Page and application data records
____

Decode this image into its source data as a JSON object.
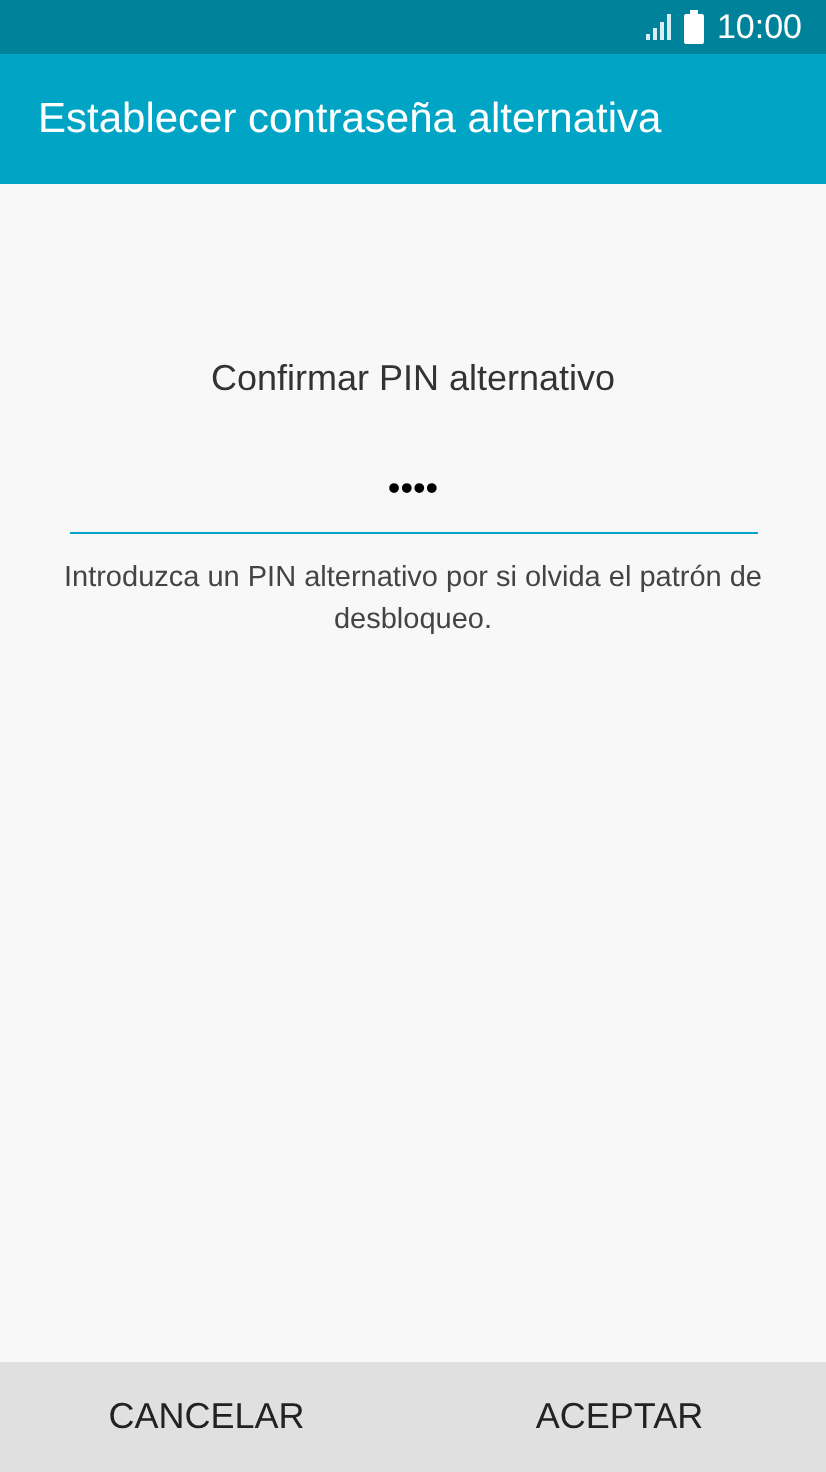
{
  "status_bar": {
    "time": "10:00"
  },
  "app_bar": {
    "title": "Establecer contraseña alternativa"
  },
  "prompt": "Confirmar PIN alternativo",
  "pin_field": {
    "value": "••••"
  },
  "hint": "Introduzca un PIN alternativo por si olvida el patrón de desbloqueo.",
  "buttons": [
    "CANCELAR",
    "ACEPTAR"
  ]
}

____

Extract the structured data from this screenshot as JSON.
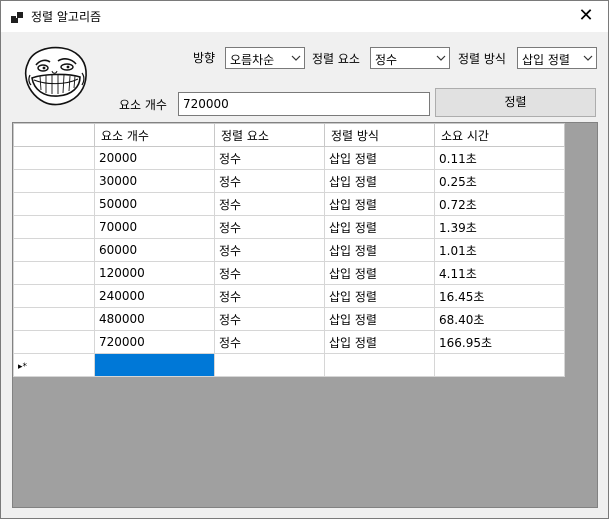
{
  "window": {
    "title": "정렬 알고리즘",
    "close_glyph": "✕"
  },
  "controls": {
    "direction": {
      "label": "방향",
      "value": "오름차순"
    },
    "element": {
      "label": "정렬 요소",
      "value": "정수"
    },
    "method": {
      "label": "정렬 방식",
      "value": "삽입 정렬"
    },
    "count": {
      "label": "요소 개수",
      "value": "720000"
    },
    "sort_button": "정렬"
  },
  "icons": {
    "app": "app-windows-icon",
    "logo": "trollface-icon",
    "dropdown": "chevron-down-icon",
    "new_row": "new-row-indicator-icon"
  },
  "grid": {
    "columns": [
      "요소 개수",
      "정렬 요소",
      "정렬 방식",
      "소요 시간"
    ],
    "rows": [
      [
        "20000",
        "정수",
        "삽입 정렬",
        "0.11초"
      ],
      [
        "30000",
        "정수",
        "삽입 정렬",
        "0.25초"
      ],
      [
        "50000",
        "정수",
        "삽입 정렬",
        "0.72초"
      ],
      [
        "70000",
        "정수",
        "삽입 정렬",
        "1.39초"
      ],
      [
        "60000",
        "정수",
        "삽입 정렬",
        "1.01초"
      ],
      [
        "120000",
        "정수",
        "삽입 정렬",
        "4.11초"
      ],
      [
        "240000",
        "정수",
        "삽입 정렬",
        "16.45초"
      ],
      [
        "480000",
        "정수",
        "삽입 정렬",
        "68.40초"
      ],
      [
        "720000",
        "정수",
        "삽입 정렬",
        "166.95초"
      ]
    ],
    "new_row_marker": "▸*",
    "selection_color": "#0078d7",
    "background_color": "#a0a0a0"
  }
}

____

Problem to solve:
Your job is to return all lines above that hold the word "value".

Your solution:
    "value": "••••"
      "value": "오름차순"
      "value": "정수"
      "value": "삽입 정렬"
      "value": "720000"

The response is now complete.